Canine cop introduces himself to ELO council
EAST LIVERPOOL – City Council had the opportunity to meet its newest police officer Monday night, with one member getting a nose-to-nose greeting.
Chief John Lane introduced canine officer Ivo (EE-vo), who started on the job with his handler, Patrolman Chad Tatgenhorst, on Saturday.
As Tatgenhorst related the training they underwent, Ivo took it upon himself to jump up on the table in front of Councilman Chuck Wade, bringing some chuckles from the room.
Tatgenhorst explained handlers are discouraged from disciplining their canines from jumping onto counters and tables since that is sometimes where they are searching for contraband items.
Describing the training he and Ivo underwent at Shallow Creek Kennels in Pennsylvania as “very intense,” Tatgenhorst said everything in the canine’s use is based on a three-pronged legal test: The seriousness of the crime, the threat of escape by a perpetrator and risk to the public or officer.
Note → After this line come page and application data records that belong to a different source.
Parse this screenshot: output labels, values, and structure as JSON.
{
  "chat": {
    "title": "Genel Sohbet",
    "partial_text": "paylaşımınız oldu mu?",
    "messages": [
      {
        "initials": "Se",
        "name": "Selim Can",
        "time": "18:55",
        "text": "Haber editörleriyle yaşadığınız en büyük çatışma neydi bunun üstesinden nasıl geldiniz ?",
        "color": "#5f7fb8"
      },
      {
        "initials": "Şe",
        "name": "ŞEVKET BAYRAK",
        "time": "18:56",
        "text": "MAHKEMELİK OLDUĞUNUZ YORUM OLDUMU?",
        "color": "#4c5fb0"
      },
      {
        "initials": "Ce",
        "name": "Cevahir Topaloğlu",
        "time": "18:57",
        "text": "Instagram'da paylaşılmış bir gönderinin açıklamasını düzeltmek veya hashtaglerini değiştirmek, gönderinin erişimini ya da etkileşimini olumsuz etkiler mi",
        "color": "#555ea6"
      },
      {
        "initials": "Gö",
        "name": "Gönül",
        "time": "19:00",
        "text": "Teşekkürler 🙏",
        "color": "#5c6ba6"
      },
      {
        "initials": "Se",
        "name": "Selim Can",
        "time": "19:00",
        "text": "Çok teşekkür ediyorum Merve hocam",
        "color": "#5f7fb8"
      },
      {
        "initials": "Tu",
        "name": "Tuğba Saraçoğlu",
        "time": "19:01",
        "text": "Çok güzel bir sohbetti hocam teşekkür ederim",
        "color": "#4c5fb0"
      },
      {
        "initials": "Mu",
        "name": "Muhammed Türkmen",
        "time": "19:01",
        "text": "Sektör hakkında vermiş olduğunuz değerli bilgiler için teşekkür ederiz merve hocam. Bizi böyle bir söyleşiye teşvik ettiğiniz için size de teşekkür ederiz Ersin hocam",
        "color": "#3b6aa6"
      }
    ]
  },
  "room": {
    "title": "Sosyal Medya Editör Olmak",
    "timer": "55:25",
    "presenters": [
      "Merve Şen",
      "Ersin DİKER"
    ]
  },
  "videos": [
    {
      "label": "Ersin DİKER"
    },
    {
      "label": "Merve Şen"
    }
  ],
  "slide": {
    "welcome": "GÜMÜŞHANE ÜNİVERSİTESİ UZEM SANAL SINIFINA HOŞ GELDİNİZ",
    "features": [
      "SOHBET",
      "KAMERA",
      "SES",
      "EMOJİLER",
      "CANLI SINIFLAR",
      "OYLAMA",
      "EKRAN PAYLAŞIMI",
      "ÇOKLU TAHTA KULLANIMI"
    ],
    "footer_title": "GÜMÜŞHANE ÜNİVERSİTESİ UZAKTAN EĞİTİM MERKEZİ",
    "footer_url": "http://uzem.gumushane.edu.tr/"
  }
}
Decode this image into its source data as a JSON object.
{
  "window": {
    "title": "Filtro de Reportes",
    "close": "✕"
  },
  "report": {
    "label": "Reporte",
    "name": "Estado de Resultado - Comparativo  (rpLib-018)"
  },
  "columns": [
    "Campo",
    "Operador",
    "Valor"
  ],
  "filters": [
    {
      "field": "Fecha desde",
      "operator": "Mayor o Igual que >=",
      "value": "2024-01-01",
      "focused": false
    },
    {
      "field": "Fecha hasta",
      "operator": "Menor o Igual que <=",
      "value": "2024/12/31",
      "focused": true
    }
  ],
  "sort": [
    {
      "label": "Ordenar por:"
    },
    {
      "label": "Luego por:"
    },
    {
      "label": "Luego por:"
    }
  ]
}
“We’re not going to send him out to minor violations,” Tatgenhorst emphasized.
Ivo is trained in tracking, searches, article searches, narcotic detection and aggression, and Tatgenhorst told council his strong suit is narcotics, saying, “He’s a sniffing machine.”
As an example of his partner’s prowess, Tatgenhorst told council that, on the day they finished training, he arrived home to have his daughter announce she’d lost a $20 bill in the yard.
Deciding to test Ivo’s abilities, Tatgenhorst set out around the yard with him. His partner found both pieces of the bill, which had been cut in half while Tatgenhorst was cutting grass, tossed in separate piles of cuttings.
But Ivo’s first priority “is to protect me,” Tatgenhorst said.
Asked by Wade how funds are holding out, Tatgenhorst said he has enough for the second installment on the special cruiser purchased for Ivo but once that is made next year, additional fund raisers will be needed.
The canine, their training and the cruiser have all be paid for with donations and fund raisers, no tax dollars.
He was also questioned by Councilman Scott Barrett whether Ivo has health insurance, saying St. Clair Township’s K-9 Axel has such coverage. Tatgenhorst said he will look into that.
The team was called out for its first search Sunday night and Ivo “found what he was supposed to find,” leading his partner right to a path made by suspects in a marijuana growing operation.
Tatgenhorst presented council with a framed collage containing the city department’s past K-9 units, including Chief Huey McDermott and Turk, Patrolman Ray “Skippy” Baker and Rosco and he and Ivo, noting he still needs to find a photo of former K-9 officers Vic Wolf and Kai to include in the frame.